Time was when flour came from the local mill and could be lumpy and even have a bug or two in it. It had to be sifted. Then presifted flour became the norm, and while some home bakers still sift, claiming any presifting is undone by settling in the bag, most bypass this stepâ€¹or bypass baking entirely. I personally remember playing with my mom’s sifter in the sandbox, once presifted flour hit the store shelves.
Aluminum Ice Cube Trays
You know, the ones with the removable cube separator and a release handle, that you spent a good deal of time swearing at and banging on the counter in the 1960s. These were eventually replaced by molded plastic ice cube trays that you twisted to get the ice out. In turn, those were abandoned when refrigerators started coming with built-in automatic icemakers. Thinking back on time spent with some of these items makes one wonder what we do with all our free time today.

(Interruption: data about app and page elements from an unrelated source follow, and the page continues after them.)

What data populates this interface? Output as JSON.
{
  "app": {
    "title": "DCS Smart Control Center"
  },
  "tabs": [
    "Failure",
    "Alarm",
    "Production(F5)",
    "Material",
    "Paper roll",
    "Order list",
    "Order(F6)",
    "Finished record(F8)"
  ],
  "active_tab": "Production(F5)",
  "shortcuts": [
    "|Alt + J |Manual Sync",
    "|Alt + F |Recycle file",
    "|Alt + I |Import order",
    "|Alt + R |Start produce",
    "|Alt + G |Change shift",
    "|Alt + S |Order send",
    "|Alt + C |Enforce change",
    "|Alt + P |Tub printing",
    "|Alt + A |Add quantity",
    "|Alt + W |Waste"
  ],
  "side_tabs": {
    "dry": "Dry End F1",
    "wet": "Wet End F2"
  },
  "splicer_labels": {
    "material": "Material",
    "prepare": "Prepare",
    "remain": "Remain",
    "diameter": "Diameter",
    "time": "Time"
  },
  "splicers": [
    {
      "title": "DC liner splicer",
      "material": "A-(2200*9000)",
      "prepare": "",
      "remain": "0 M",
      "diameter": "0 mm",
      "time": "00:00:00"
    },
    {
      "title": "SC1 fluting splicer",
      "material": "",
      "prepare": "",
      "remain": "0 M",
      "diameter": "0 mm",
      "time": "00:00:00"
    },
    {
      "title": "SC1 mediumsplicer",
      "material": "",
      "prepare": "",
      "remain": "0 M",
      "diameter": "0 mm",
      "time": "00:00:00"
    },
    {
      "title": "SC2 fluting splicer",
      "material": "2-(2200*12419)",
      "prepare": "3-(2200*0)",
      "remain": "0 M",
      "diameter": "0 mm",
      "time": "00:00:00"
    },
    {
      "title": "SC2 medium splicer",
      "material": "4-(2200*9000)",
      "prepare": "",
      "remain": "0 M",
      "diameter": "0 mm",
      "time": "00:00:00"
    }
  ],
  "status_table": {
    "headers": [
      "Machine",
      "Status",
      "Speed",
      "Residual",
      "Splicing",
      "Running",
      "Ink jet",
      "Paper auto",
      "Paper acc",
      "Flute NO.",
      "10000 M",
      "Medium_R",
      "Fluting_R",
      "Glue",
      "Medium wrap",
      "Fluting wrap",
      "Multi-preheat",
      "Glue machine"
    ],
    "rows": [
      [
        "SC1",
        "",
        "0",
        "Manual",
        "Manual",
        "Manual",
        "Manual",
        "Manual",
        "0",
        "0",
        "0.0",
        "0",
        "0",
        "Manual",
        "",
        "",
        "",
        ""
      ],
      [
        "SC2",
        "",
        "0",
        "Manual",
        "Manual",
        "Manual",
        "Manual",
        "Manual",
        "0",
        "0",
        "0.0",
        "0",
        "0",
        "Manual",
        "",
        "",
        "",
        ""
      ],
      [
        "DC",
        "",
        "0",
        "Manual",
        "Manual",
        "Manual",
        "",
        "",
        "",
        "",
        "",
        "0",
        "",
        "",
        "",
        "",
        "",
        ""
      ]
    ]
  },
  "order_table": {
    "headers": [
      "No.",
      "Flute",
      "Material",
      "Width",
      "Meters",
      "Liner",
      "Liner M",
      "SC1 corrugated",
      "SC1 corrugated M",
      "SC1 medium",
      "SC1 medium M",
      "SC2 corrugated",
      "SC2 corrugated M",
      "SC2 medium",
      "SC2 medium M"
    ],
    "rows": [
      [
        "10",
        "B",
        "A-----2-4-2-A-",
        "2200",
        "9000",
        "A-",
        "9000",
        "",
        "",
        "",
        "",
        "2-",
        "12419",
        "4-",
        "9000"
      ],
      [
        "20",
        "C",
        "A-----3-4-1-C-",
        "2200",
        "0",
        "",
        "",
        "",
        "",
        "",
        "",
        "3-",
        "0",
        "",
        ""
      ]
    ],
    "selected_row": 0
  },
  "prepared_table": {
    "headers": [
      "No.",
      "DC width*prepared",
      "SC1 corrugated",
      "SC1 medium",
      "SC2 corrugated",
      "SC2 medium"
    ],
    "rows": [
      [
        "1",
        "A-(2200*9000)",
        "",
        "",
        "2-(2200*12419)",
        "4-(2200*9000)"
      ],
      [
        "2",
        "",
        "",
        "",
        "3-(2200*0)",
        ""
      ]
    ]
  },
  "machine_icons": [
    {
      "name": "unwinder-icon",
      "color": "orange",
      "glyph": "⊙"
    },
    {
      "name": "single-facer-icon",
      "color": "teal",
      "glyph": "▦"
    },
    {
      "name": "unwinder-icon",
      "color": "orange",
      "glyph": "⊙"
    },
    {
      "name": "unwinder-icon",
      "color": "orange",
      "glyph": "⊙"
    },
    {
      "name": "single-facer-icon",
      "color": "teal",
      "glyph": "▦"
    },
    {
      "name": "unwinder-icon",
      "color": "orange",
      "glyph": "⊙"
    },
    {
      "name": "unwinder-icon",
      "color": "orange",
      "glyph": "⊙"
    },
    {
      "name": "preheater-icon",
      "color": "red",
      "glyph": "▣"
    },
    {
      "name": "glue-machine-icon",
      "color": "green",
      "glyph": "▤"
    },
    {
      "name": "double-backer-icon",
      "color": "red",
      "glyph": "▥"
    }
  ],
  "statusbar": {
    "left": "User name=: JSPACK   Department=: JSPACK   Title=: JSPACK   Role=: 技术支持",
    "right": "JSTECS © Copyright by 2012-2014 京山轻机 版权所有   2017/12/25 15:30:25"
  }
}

Removable Storm Windows
Climb the ladder. Take them down in spring. Store them all summer. Take them out in the fall. Wash them. Dry both sides of them. Climb the ladder. Put them back up. Repeat. Ah, those were the days when the changing seasons meant something. Now we can just slide our storm windows up and down on a whim. Or, thanks to doubleglazed energy-efficient windows, many of us don’t have any storm windows at all. It’s a good thing birds still migrate or we’d never know what season it is.
Nowadays, we just highlight, hit the delete key, and try again. But back in the days of typewriters, this mysterious white liquid you could brush over boo-boos and then type over was a godsend. It didn’t make holes and smudges in the paper like erasers did and was barely detectable if you had a gentle touch. It still comes in handy on handwritten homework assignments when kids are first allowed to write in ink, but as homework goes high tech, the delete key steals the show.
Want to continue this walk down memory lane? Read about more gadgets of yesteryear in the 2011 Farmers’ Almanac. And be sure to share your favorite antiquated household gadget below.